But I digress. I actually want to talk about what’s going on in Acts.

In Acts, a group of Apostles have been teaching and preaching in the Temple in Jerusalem, against the direct orders of the ruling religious elites, this time the Sadducees. It’s important to remember one thing: the Sadducees were the priests of the Temple in Jerusalem. They were tied to Jerusalem. The Pharisees were spread around. This is why after the Temple was destroyed in 70 CE, the Sadducees disappeared. But the Pharisees kept on.

But back to the Apostles. With hindsight and 2,000 years of hero making, we look back on these Apostles as being so brave! Following the call of Christ, emboldened by the angels!

We skip that they were rabble rousers, breaking the law, social outcasts who people would not be publicly associated with. They stood up for what they believed in. They made a scene. The government tried to shut them down.

They were beaten – that’s actually how this stories ends, they were flogged – and almost all of the Apostles would eventually be executed by the state.

Today, when someone behaves like this, we cast them aside as being wrong, rabble rousers, our for their own needs over the common good.

The most immediate modern corollary that comes to my mind is the Black Lives Matter movement. They are challenging the status quo, and being criticized from many sides. An immediate narrative of “All lives matter” popped up in response; the protestors now being beaten, arrested, persecuted, discredited, and killed.

Or the water protectors at Standing Rock. Those who stood on the side of the planet and their beliefs, even while being discredited, disparaged, lied about and to, beaten, killed, and ultimately ignored completely.

Or the #MeToo movement.

I feel very confident that history will be on the side of the Black Lives Matter protestors, those who stood up at Standing Rock, those who vulnerably and bravely declare #metoo. Just as history will be on the side of all those who stood up on the side of love, to abolish slavery, for civil rights, for the right to worship Jesus.

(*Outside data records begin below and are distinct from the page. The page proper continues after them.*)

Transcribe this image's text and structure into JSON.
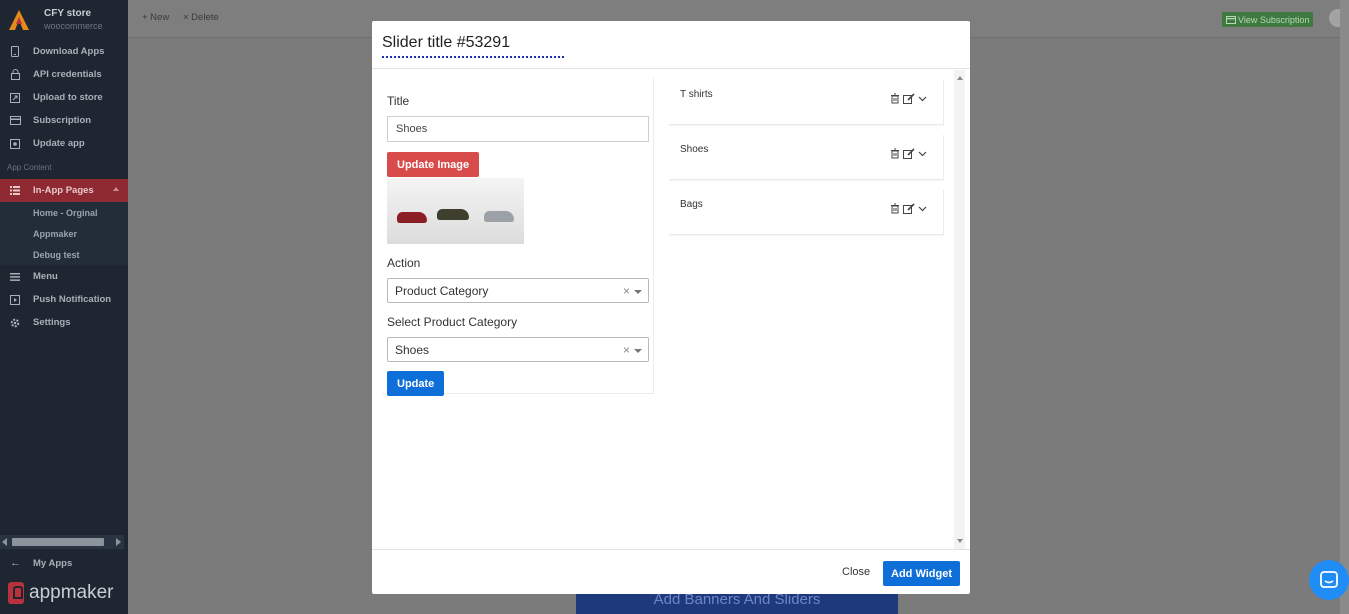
{
  "sidebar": {
    "store_name": "CFY store",
    "store_type": "woocommerce",
    "items": [
      {
        "label": "Download Apps",
        "icon": "phone-icon"
      },
      {
        "label": "API credentials",
        "icon": "lock-icon"
      },
      {
        "label": "Upload to store",
        "icon": "external-link-icon"
      },
      {
        "label": "Subscription",
        "icon": "credit-card-icon"
      },
      {
        "label": "Update app",
        "icon": "upload-box-icon"
      }
    ],
    "section_label": "App Content",
    "active_item": {
      "label": "In-App Pages",
      "icon": "list-icon"
    },
    "sub_items": [
      "Home - Orginal",
      "Appmaker",
      "Debug test"
    ],
    "lower_items": [
      {
        "label": "Menu",
        "icon": "menu-icon"
      },
      {
        "label": "Push Notification",
        "icon": "bell-box-icon"
      },
      {
        "label": "Settings",
        "icon": "gear-icon"
      }
    ],
    "my_apps": "My Apps",
    "footer_brand": "appmaker",
    "accent_color": "#8f2a33"
  },
  "topbar": {
    "new_label": "+ New",
    "delete_label": "× Delete",
    "view_subscription_label": "View Subscription"
  },
  "background": {
    "banner_label": "Add Banners And Sliders"
  },
  "modal": {
    "title": "Slider title #53291",
    "form": {
      "title_label": "Title",
      "title_value": "Shoes",
      "update_image_label": "Update Image",
      "action_label": "Action",
      "action_value": "Product Category",
      "category_label": "Select Product Category",
      "category_value": "Shoes",
      "update_label": "Update"
    },
    "slides": [
      "T shirts",
      "Shoes",
      "Bags"
    ],
    "close_label": "Close",
    "add_widget_label": "Add Widget",
    "primary_color": "#0f6fd8",
    "danger_color": "#d84b4b"
  }
}
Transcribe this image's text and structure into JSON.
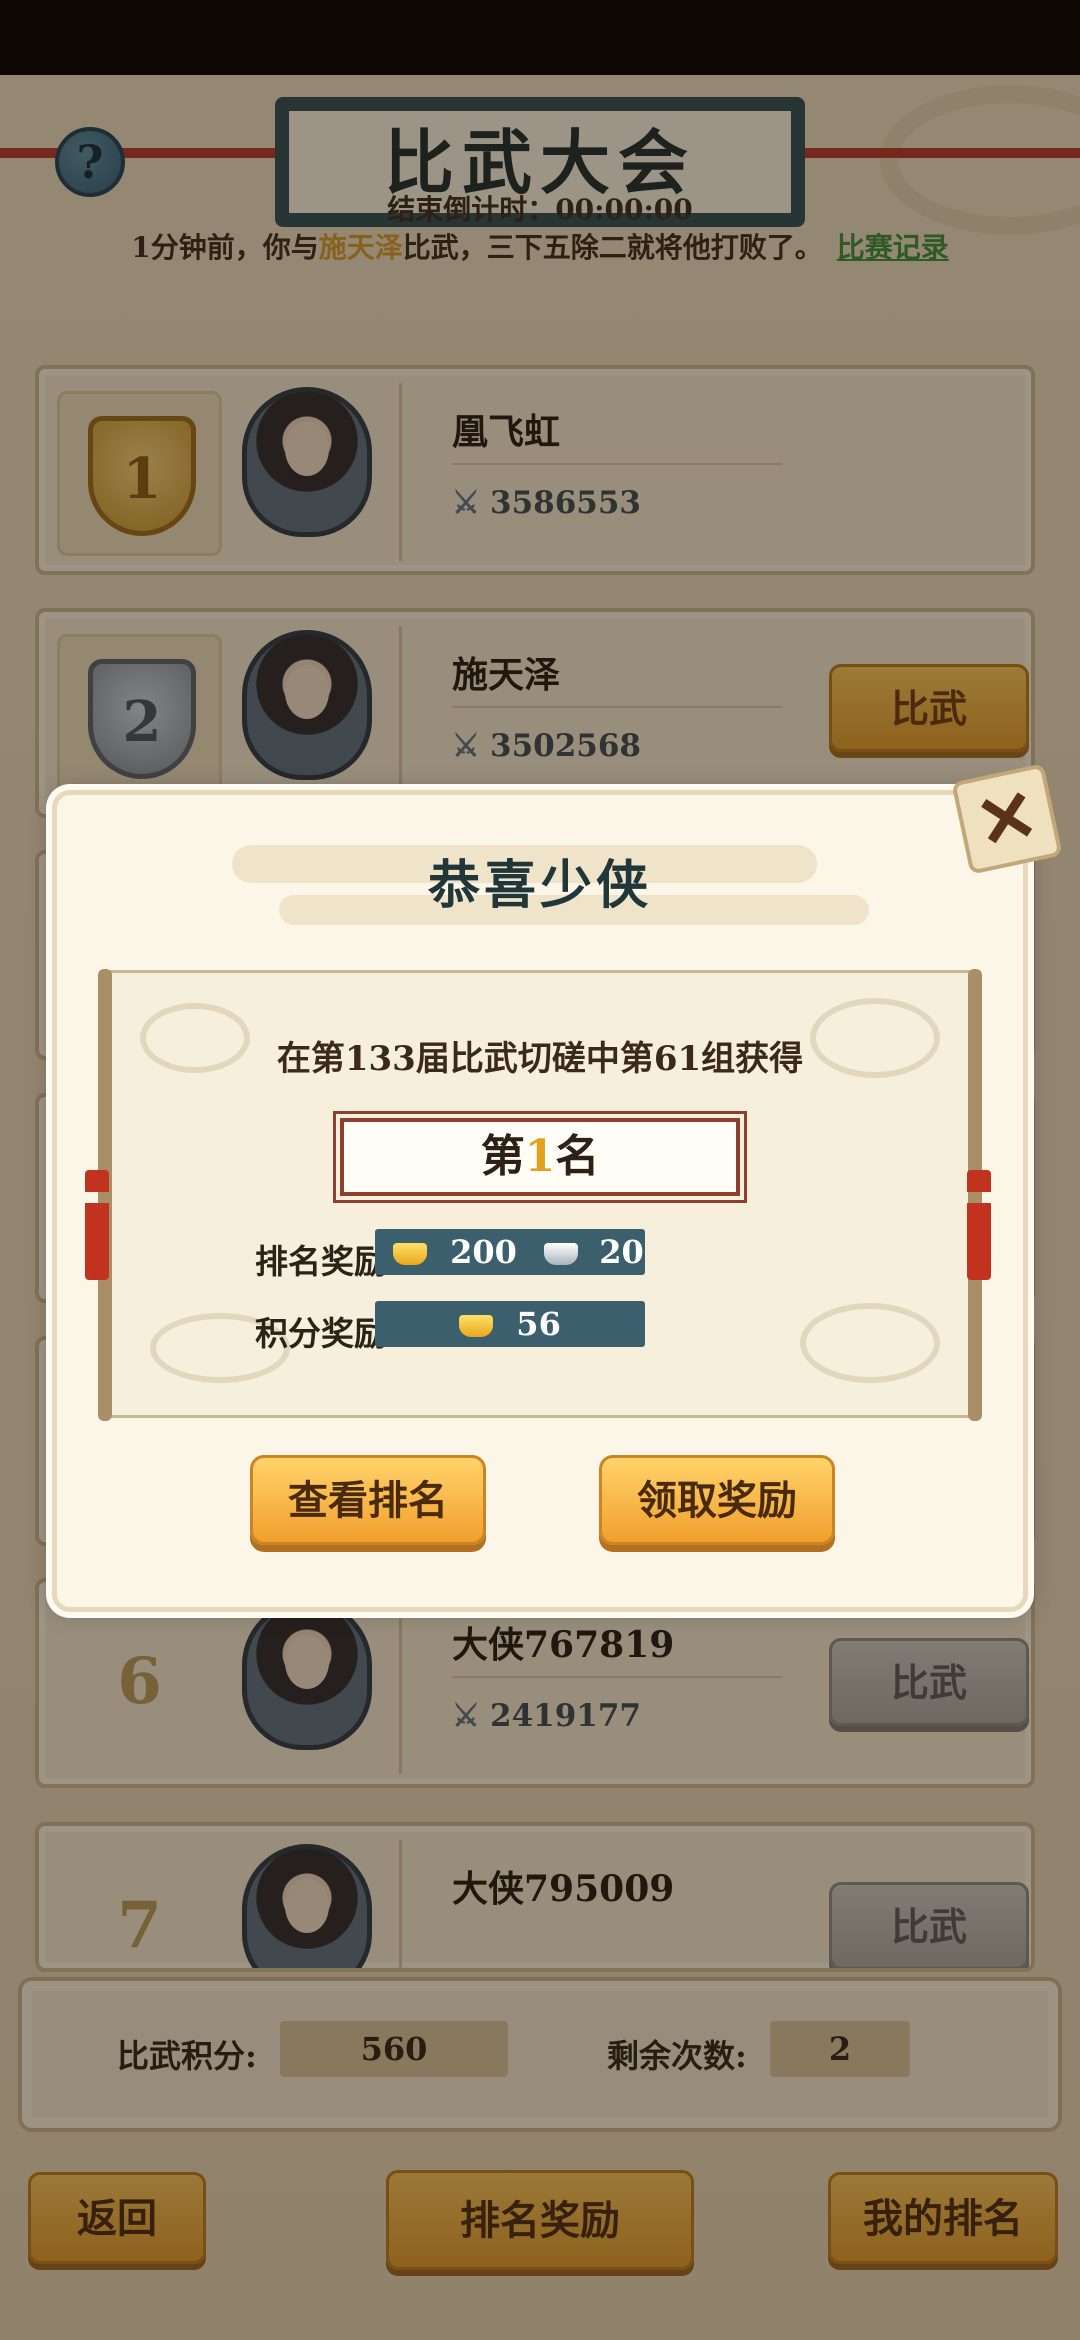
{
  "header": {
    "title": "比武大会",
    "help_icon": "?"
  },
  "countdown": "结束倒计时：00:00:00",
  "battle_log": {
    "prefix": "1分钟前，你与",
    "opponent": "施天泽",
    "suffix": "比武，三下五除二就将他打败了。",
    "record_link": "比赛记录"
  },
  "rankings": [
    {
      "rank": "1",
      "name": "凰飞虹",
      "power": "3586553",
      "button": ""
    },
    {
      "rank": "2",
      "name": "施天泽",
      "power": "3502568",
      "button": "比武"
    },
    {
      "rank": "6",
      "name": "大侠767819",
      "power": "2419177",
      "button": "比武"
    },
    {
      "rank": "7",
      "name": "大侠795009",
      "power": "",
      "button": "比武"
    }
  ],
  "footer_stats": {
    "score_label": "比武积分:",
    "score_value": "560",
    "remaining_label": "剩余次数:",
    "remaining_value": "2"
  },
  "bottom_buttons": {
    "back": "返回",
    "rank_reward": "排名奖励",
    "my_rank": "我的排名"
  },
  "dialog": {
    "title": "恭喜少侠",
    "award_line": "在第133届比武切磋中第61组获得",
    "place_prefix": "第",
    "place_number": "1",
    "place_suffix": "名",
    "rank_reward_label": "排名奖励:",
    "rank_reward_gold": "200",
    "rank_reward_silver": "20",
    "points_reward_label": "积分奖励:",
    "points_reward_gold": "56",
    "view_rank_button": "查看排名",
    "claim_button": "领取奖励",
    "close_icon": "✕"
  },
  "colors": {
    "accent_gold": "#e2a21f",
    "opponent_highlight": "#d39b2d",
    "record_link": "#3c8d3c",
    "reward_box": "#3b5f6c"
  }
}
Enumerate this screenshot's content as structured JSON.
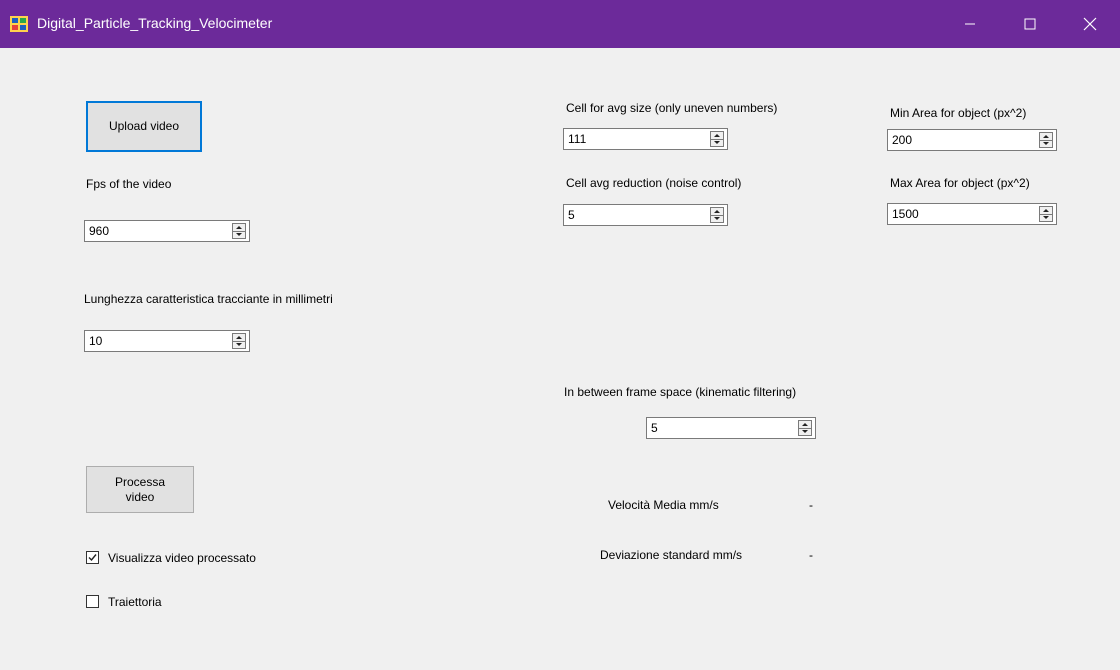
{
  "window": {
    "title": "Digital_Particle_Tracking_Velocimeter",
    "minimize_glyph": "—",
    "maximize_glyph": "☐",
    "close_glyph": "✕"
  },
  "upload_button": {
    "label": "Upload video"
  },
  "fps": {
    "label": "Fps of the video",
    "value": "960"
  },
  "length": {
    "label": "Lunghezza caratteristica tracciante in millimetri",
    "value": "10"
  },
  "process_button": {
    "line1": "Processa",
    "line2": "video"
  },
  "show_processed": {
    "label": "Visualizza video processato",
    "checked": true,
    "check_glyph": "✓"
  },
  "trajectory": {
    "label": "Traiettoria",
    "checked": false
  },
  "cell_avg_size": {
    "label": "Cell for avg size (only uneven numbers)",
    "value": "111"
  },
  "cell_avg_reduction": {
    "label": "Cell  avg reduction (noise control)",
    "value": "5"
  },
  "min_area": {
    "label": "Min Area for object (px^2)",
    "value": "200"
  },
  "max_area": {
    "label": "Max Area for object (px^2)",
    "value": "1500"
  },
  "frame_space": {
    "label": "In between frame space (kinematic filtering)",
    "value": "5"
  },
  "velocity": {
    "label": "Velocità Media mm/s",
    "value": "-"
  },
  "std_dev": {
    "label": "Deviazione standard mm/s",
    "value": "-"
  },
  "colors": {
    "titlebar": "#6c2a9a",
    "focus": "#0078d7"
  },
  "icons": [
    "app-icon",
    "minimize-icon",
    "maximize-icon",
    "close-icon",
    "spin-up-icon",
    "spin-down-icon",
    "checkmark-icon"
  ]
}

But this is my projection. I’ve made my selections. I’m on the side of love, the side of equality, the side of trying to save what is left of this beautiful but complicated planet that we all call home.

I made my choices based on my research, my understanding, my struggle to understand what my God is calling me to do and who God calls me to be.

Perhaps you understand differently. If you do, that’s ok. I just ask you to have a firm understanding of where you get that belief from. Is it a belief that you came to on your own based on studying scripture and learning about Christ? Or is it something someone in a position of power told you? Someone with their own agenda?

Said as a person with an agenda, right? My agenda as a priest is to challenge people to believe things not because society tells them to. And these two readings show me how important it is to believe things on your own. And if you believe, be willing to risk everything for it.

Be willing to risk your reputation and becoming a 2 century long joke, like Thomas. Be willing to risk alienating everyone, being jailed, beaten, killed, for doing what God calls you to do.

We are to believe with all our hearts, and with all our minds, and all our strength.

There’s good news though! If we take an honest look and realize that we were not exactly where we are called to be, God will forgive us and help us start over.

It’s kinda like what the Cardinals did in this draft: we have something that works, but maybe there’s something that just fits better.

If so, if we and we believe enough to make the change, even though it’s risky, and even though it costs us something – time, pride, money – then we need to make a change. Because if the risk pays off, it would be worth any price.

The question is: are we brave enough to bet everything on God, or would we rather bet on ourselves?